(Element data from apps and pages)

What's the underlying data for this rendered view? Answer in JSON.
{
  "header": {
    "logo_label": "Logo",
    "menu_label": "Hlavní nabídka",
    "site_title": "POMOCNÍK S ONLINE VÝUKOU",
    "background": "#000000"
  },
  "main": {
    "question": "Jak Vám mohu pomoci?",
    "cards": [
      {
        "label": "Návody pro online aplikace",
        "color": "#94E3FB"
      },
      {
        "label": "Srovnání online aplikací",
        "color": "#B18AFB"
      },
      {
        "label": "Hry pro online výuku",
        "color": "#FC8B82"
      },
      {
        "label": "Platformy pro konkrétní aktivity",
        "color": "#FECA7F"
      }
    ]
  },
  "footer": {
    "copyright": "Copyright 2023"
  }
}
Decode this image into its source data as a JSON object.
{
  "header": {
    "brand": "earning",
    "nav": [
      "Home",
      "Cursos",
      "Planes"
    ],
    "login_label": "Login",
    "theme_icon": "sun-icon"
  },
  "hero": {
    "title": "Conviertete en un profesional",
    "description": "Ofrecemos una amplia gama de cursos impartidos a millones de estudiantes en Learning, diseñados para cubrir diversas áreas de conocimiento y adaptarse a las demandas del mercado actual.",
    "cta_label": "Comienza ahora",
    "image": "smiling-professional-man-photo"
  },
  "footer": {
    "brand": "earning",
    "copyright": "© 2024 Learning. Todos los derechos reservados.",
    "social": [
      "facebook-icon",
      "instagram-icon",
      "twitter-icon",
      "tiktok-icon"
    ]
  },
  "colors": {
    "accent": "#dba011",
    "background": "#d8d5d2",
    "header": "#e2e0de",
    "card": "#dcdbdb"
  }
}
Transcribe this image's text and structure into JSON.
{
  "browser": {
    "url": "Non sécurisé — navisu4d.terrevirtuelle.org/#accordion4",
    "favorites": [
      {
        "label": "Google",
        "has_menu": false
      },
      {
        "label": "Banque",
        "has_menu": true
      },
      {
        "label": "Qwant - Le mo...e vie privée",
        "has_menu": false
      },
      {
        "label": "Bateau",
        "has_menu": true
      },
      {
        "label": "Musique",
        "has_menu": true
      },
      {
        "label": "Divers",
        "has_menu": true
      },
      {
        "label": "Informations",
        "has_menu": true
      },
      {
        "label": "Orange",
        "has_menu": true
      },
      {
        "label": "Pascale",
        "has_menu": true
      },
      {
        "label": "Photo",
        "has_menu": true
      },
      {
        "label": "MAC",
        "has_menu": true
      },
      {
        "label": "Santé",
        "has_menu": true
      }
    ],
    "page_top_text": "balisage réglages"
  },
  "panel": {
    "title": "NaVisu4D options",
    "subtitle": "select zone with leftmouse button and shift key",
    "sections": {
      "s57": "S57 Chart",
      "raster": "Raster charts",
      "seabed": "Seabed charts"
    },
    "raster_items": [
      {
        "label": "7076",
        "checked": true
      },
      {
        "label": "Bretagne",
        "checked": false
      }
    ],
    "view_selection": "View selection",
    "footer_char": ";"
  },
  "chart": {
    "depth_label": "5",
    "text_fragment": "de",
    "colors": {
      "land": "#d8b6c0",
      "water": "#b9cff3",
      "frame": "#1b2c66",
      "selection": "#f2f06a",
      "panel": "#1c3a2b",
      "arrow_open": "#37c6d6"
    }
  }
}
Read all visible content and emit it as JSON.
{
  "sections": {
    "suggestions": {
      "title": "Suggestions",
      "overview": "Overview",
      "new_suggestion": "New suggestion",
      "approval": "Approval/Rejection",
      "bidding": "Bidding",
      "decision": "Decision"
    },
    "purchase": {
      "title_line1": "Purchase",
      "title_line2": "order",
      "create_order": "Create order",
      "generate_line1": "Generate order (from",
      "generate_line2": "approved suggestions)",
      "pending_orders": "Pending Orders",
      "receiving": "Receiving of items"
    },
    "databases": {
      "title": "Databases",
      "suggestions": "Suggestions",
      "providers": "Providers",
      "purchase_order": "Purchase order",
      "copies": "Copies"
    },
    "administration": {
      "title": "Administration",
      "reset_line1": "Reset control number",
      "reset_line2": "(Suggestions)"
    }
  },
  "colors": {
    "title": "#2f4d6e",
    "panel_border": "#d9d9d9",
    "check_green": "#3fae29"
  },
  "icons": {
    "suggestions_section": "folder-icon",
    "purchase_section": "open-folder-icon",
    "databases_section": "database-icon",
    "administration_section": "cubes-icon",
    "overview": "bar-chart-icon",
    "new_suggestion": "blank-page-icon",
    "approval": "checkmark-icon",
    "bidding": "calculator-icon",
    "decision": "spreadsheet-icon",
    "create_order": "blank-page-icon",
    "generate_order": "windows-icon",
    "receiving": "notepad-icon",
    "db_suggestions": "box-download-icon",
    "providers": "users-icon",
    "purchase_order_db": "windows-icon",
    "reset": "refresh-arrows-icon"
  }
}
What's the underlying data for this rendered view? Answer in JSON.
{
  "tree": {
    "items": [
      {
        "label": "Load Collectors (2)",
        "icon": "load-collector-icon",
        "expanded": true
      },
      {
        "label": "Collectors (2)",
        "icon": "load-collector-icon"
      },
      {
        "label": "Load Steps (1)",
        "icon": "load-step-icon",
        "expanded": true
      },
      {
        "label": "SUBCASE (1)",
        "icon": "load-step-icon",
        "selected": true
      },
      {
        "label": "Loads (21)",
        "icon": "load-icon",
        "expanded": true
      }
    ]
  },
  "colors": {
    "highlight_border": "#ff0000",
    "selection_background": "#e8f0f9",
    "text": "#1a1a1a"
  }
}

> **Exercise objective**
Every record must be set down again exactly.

> **Answer section**
What's the underlying data for this rendered view? Answer in JSON.
{
  "header": {
    "logo_label": "Logo",
    "menu_label": "Hlavní nabídka",
    "site_title": "POMOCNÍK S ONLINE VÝUKOU",
    "background": "#000000"
  },
  "main": {
    "question": "Jak Vám mohu pomoci?",
    "cards": [
      {
        "label": "Návody pro online aplikace",
        "color": "#94E3FB"
      },
      {
        "label": "Srovnání online aplikací",
        "color": "#B18AFB"
      },
      {
        "label": "Hry pro online výuku",
        "color": "#FC8B82"
      },
      {
        "label": "Platformy pro konkrétní aktivity",
        "color": "#FECA7F"
      }
    ]
  },
  "footer": {
    "copyright": "Copyright 2023"
  }
}
Decode this image into its source data as a JSON object.
{
  "header": {
    "brand": "earning",
    "nav": [
      "Home",
      "Cursos",
      "Planes"
    ],
    "login_label": "Login",
    "theme_icon": "sun-icon"
  },
  "hero": {
    "title": "Conviertete en un profesional",
    "description": "Ofrecemos una amplia gama de cursos impartidos a millones de estudiantes en Learning, diseñados para cubrir diversas áreas de conocimiento y adaptarse a las demandas del mercado actual.",
    "cta_label": "Comienza ahora",
    "image": "smiling-professional-man-photo"
  },
  "footer": {
    "brand": "earning",
    "copyright": "© 2024 Learning. Todos los derechos reservados.",
    "social": [
      "facebook-icon",
      "instagram-icon",
      "twitter-icon",
      "tiktok-icon"
    ]
  },
  "colors": {
    "accent": "#dba011",
    "background": "#d8d5d2",
    "header": "#e2e0de",
    "card": "#dcdbdb"
  }
}
Transcribe this image's text and structure into JSON.
{
  "browser": {
    "url": "Non sécurisé — navisu4d.terrevirtuelle.org/#accordion4",
    "favorites": [
      {
        "label": "Google",
        "has_menu": false
      },
      {
        "label": "Banque",
        "has_menu": true
      },
      {
        "label": "Qwant - Le mo...e vie privée",
        "has_menu": false
      },
      {
        "label": "Bateau",
        "has_menu": true
      },
      {
        "label": "Musique",
        "has_menu": true
      },
      {
        "label": "Divers",
        "has_menu": true
      },
      {
        "label": "Informations",
        "has_menu": true
      },
      {
        "label": "Orange",
        "has_menu": true
      },
      {
        "label": "Pascale",
        "has_menu": true
      },
      {
        "label": "Photo",
        "has_menu": true
      },
      {
        "label": "MAC",
        "has_menu": true
      },
      {
        "label": "Santé",
        "has_menu": true
      }
    ],
    "page_top_text": "balisage réglages"
  },
  "panel": {
    "title": "NaVisu4D options",
    "subtitle": "select zone with leftmouse button and shift key",
    "sections": {
      "s57": "S57 Chart",
      "raster": "Raster charts",
      "seabed": "Seabed charts"
    },
    "raster_items": [
      {
        "label": "7076",
        "checked": true
      },
      {
        "label": "Bretagne",
        "checked": false
      }
    ],
    "view_selection": "View selection",
    "footer_char": ";"
  },
  "chart": {
    "depth_label": "5",
    "text_fragment": "de",
    "colors": {
      "land": "#d8b6c0",
      "water": "#b9cff3",
      "frame": "#1b2c66",
      "selection": "#f2f06a",
      "panel": "#1c3a2b",
      "arrow_open": "#37c6d6"
    }
  }
}
Read all visible content and emit it as JSON.
{
  "sections": {
    "suggestions": {
      "title": "Suggestions",
      "overview": "Overview",
      "new_suggestion": "New suggestion",
      "approval": "Approval/Rejection",
      "bidding": "Bidding",
      "decision": "Decision"
    },
    "purchase": {
      "title_line1": "Purchase",
      "title_line2": "order",
      "create_order": "Create order",
      "generate_line1": "Generate order (from",
      "generate_line2": "approved suggestions)",
      "pending_orders": "Pending Orders",
      "receiving": "Receiving of items"
    },
    "databases": {
      "title": "Databases",
      "suggestions": "Suggestions",
      "providers": "Providers",
      "purchase_order": "Purchase order",
      "copies": "Copies"
    },
    "administration": {
      "title": "Administration",
      "reset_line1": "Reset control number",
      "reset_line2": "(Suggestions)"
    }
  },
  "colors": {
    "title": "#2f4d6e",
    "panel_border": "#d9d9d9",
    "check_green": "#3fae29"
  },
  "icons": {
    "suggestions_section": "folder-icon",
    "purchase_section": "open-folder-icon",
    "databases_section": "database-icon",
    "administration_section": "cubes-icon",
    "overview": "bar-chart-icon",
    "new_suggestion": "blank-page-icon",
    "approval": "checkmark-icon",
    "bidding": "calculator-icon",
    "decision": "spreadsheet-icon",
    "create_order": "blank-page-icon",
    "generate_order": "windows-icon",
    "receiving": "notepad-icon",
    "db_suggestions": "box-download-icon",
    "providers": "users-icon",
    "purchase_order_db": "windows-icon",
    "reset": "refresh-arrows-icon"
  }
}
What's the underlying data for this rendered view? Answer in JSON.
{
  "tree": {
    "items": [
      {
        "label": "Load Collectors (2)",
        "icon": "load-collector-icon",
        "expanded": true
      },
      {
        "label": "Collectors (2)",
        "icon": "load-collector-icon"
      },
      {
        "label": "Load Steps (1)",
        "icon": "load-step-icon",
        "expanded": true
      },
      {
        "label": "SUBCASE (1)",
        "icon": "load-step-icon",
        "selected": true
      },
      {
        "label": "Loads (21)",
        "icon": "load-icon",
        "expanded": true
      }
    ]
  },
  "colors": {
    "highlight_border": "#ff0000",
    "selection_background": "#e8f0f9",
    "text": "#1a1a1a"
  }
}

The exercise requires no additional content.